Frank Zimmerman Pleads Guilty To Embezzlement From United States Department Of Labor
KNOXVILLE, Tenn. – On Apr. 17, 2014, Frank Zimmerman pleaded guilty in U.S. District Court to a one-count Information charging him with wilfully and knowingly embezzling over $1000 from the U.S. Department of Labor (“DOL”), in the form of overpayment of unemployment benefits.
Sentencing for Zimmerman has been set for Aug. 14, 2014, at 2:30 p.m., in U.S. District Court, Knoxville. He faces up to 10 years in prison, a fine of up to $250,000, a term of supervised release of up to three years, and a $100 special assessment. In addition to the criminal penalties, he faces a state determined one year ban from receiving unemployment benefits.

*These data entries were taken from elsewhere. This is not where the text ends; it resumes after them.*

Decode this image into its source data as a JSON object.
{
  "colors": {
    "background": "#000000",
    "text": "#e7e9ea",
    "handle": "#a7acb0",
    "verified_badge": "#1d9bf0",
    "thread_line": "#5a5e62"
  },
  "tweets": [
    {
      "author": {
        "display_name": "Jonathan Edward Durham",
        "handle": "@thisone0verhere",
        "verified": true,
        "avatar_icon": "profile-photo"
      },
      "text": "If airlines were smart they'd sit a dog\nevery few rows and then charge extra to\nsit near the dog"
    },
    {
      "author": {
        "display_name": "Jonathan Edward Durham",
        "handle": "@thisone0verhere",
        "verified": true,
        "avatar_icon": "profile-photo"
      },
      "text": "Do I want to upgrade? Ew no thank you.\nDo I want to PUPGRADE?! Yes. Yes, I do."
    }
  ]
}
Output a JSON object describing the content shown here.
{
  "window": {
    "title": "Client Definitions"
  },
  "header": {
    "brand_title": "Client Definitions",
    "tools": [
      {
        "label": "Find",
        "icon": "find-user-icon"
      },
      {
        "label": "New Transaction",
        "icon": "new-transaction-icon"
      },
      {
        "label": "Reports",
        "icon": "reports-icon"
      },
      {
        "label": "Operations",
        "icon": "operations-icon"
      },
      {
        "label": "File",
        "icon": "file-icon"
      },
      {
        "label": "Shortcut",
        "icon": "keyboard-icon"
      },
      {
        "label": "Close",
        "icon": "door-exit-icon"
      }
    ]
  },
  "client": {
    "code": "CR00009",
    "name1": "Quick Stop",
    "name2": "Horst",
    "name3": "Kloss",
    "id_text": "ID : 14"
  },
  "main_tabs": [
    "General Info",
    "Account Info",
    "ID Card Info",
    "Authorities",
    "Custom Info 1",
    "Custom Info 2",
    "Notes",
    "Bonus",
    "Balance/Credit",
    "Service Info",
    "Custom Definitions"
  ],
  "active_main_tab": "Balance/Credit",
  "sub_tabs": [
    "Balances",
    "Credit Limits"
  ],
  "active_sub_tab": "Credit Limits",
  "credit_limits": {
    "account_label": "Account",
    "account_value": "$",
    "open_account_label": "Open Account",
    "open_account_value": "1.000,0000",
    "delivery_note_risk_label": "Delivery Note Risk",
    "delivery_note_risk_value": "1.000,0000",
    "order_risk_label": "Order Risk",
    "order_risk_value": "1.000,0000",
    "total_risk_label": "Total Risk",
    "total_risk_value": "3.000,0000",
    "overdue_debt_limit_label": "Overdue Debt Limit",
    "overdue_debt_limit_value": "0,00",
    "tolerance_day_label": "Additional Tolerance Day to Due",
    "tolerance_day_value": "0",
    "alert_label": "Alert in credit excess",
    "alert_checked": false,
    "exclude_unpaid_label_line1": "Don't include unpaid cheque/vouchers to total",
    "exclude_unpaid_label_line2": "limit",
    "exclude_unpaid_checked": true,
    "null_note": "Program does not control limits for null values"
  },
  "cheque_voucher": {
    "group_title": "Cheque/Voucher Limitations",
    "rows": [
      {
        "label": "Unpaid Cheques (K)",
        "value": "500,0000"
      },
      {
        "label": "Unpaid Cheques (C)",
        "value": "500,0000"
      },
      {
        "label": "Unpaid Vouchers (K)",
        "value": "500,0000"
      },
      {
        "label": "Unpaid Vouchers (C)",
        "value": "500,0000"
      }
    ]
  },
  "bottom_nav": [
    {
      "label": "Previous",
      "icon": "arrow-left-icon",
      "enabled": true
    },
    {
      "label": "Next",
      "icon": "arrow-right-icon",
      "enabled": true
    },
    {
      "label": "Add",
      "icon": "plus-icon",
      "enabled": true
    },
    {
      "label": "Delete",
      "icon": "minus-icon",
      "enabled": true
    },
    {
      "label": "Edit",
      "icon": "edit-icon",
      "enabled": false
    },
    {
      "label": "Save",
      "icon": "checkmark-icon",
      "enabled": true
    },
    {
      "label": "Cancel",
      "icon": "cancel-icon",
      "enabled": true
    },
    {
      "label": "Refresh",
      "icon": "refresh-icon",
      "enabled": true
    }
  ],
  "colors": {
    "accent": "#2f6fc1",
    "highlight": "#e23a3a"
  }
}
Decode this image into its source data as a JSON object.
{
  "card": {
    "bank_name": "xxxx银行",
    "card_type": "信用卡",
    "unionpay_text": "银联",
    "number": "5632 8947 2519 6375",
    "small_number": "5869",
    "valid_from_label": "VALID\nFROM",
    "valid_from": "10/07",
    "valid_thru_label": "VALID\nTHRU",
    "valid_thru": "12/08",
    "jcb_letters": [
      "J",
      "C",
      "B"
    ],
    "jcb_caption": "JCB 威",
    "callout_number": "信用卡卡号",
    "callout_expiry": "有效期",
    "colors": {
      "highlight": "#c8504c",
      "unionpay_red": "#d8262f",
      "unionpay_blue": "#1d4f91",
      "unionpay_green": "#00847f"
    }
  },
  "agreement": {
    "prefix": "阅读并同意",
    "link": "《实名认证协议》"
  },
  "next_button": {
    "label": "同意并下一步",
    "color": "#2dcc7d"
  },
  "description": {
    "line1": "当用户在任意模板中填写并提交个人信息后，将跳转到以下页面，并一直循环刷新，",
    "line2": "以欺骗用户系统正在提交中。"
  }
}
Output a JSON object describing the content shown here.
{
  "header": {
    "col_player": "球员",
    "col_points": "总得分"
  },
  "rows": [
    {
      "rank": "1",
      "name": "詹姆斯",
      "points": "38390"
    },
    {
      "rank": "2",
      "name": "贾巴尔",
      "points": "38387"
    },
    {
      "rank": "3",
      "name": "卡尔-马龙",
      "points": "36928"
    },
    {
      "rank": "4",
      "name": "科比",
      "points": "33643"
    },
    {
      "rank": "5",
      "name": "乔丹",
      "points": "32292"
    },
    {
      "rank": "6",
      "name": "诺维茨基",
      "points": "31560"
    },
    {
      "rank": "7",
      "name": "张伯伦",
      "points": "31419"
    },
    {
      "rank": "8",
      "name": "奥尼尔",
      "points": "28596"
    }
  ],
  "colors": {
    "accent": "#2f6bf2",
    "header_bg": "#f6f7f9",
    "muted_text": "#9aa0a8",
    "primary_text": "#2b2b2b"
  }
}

According to the plea agreement on file with the U.S. District Court, following an agency investigation, the Tennessee Department of Labor and Workforce Development (TDLWD) Division of Employment Security discovered and notified Zimmerman that he had been overpaid unemployment benefits of approximately $11,824.00, including approximately $2,399.00 in state benefits and approximately $9,425.00 in federal benefits. This overpayment was the result of Zimmerman’s failure to report earnings from approximately Apr. 25, 2010, to approximately Feb. 5, 2011. He received unemployment benefits for a total of 40 weeks before the fraud was uncovered. Zimmerman was required to report gross wages from working through a weekly certification process. He was required to follow certain policies and procedures, including becoming disqualified for benefits based on receiving earnings equal to or more than his weekly unemployment benefit amount.
In February 2010 Zimmerman filed an application and was approved for unemployment benefits from the TDLWD. Under TDLWD, he was entitled to receive 26 weeks of benefits based on funds that were paid to the state of Tennessee by his employer. After 26 weeks, if he continued to be eligible for unemployment benefits, extended benefits were available which were paid by the federal government to the state of Tennessee. Traditionally, these extended benefits were composed of only 50 percent federal funds; however, the American Recovery and Reinvestment Act of 2009 authorized 100 percent federal funding for extended employment benefits from Feb.17, 2009, through Dec. 31, 2013. Thus, 100 percent federal funds paid benefits authorized under that Act and during Zimmerman’s authorization period. Although administered by the TDLWD, a state agency, the funds remained federal property because the federal government retained control over the funds including the requirement that the beneficiary certify his or her continued eligibility for the benefits and report any income received during the period weekly.
Special Agents with the U.S. Department of Labor, Office of lnspector General interviewed Zimmerman in December 2012 where he voluntarily responded to their inquiries and signed a handwritten confession memorializing his unemployment fraud. Both special agents with DOL and TDLWD investigated this case. Assistant U.S. Attorney Brooklyn Sawyers is representing the United States.